Don’t change Gnome 2/MATE a lot, decide that it is a mature product and only fix things that are obviously broken. Sure, compatibility with Gnome 3 is nice and maybe newer versions could use some of the infrastructure in Gnome 3 that doesn’t break Gnome 2. Or improving the user experience when mixing Gnome 2 and Gnome 3 applications (for example, making themes apply to both Gnome 2 and Gnome 3 applications so that they look the same). But don’t make any major changes in how Gnome 2 works.
That would go a long way towards fixing things and making up for all the trouble that has been caused.
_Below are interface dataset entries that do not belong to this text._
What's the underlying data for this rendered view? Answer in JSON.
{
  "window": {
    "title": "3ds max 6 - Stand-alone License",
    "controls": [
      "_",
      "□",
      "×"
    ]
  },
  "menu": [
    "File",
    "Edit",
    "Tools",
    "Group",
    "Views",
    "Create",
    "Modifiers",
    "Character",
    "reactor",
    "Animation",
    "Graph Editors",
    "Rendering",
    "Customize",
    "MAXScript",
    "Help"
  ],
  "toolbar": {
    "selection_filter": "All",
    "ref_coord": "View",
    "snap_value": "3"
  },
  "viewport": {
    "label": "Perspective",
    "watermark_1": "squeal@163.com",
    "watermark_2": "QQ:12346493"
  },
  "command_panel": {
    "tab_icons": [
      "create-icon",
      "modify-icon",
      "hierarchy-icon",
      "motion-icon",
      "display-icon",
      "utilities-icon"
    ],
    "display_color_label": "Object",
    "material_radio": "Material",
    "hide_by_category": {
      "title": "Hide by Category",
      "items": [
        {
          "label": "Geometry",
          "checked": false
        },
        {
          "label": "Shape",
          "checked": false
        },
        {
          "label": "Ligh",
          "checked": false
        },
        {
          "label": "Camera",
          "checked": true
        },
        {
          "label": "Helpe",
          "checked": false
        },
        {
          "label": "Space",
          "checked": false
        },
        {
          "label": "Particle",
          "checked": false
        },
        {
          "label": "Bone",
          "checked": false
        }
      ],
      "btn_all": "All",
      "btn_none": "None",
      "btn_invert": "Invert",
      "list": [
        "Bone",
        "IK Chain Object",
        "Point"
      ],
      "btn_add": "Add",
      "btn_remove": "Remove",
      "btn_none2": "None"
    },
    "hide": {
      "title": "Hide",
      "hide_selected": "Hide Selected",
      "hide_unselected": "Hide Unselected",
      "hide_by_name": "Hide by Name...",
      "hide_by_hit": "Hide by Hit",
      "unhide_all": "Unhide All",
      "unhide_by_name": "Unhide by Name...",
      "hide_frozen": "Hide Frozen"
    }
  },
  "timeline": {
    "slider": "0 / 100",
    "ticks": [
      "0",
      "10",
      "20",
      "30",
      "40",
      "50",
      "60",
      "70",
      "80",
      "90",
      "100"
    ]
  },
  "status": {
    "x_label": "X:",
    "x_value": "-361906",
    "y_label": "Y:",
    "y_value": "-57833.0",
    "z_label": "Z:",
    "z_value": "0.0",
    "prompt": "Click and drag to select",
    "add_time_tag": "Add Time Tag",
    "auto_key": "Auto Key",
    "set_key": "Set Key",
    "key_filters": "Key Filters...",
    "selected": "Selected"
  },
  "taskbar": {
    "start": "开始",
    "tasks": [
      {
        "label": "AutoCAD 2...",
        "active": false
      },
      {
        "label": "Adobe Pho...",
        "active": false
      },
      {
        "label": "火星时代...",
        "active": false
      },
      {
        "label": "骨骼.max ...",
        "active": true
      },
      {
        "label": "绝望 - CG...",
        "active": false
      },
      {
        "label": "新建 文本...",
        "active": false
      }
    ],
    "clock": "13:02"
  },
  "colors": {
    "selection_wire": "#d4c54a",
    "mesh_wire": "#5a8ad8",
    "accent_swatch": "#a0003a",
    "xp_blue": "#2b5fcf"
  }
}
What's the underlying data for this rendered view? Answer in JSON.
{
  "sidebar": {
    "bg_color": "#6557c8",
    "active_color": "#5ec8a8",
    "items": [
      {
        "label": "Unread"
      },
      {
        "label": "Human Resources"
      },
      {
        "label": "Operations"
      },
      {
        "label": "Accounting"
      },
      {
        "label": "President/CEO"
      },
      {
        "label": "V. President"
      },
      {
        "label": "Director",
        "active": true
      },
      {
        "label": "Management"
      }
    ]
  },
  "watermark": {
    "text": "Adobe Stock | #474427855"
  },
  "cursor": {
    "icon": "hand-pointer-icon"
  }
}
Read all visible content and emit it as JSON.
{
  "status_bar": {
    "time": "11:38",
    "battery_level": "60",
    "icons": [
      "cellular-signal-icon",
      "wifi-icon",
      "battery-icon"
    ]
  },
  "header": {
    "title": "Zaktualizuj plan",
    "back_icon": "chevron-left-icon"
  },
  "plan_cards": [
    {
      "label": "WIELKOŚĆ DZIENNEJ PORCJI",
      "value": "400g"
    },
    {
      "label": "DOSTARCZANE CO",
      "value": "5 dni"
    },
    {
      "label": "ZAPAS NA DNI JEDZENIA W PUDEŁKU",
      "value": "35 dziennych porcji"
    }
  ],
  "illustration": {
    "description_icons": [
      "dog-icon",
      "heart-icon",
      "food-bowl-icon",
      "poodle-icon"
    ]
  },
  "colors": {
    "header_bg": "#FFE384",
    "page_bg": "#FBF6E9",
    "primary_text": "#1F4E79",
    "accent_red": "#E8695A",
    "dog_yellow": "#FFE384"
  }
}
And it would be very nice if someone from the Gnome Foundation would publically admit that they have made mistakes in how the transition from Gnome 2 to Gnome 3 was handled. It won’t make any difference to how much pain they have caused over the last year, but it would be quite nice anyway. And it might even mean that we can all learn a bit from this so the next time someone wants to introduce the next new big thing we can avoid the making the same mistakes. But as long as the Gnome Foundation insists that everything is fine there is no chance of doing that.
Note: even though I personally loathe the way the Gnome 3 desktop works (it’s just not made for me and my usage patterns), I have nothing against people trying experimenting with new user interfaces. Go ahead, “innovate” all you want, but don’t break old stuff. The first releases of Gnome also sucked quite badly and at that time I kept using fvwm2 instead. But finally I grew tired of recompiling fvwm2 and by that time Gnome had matured and turned into a quite useful desktop. That’s how you make changes, build something new and let Luddites like me use the old stuff, when the new stuff is good enough and has matured we’ll join you willingly. Maybe.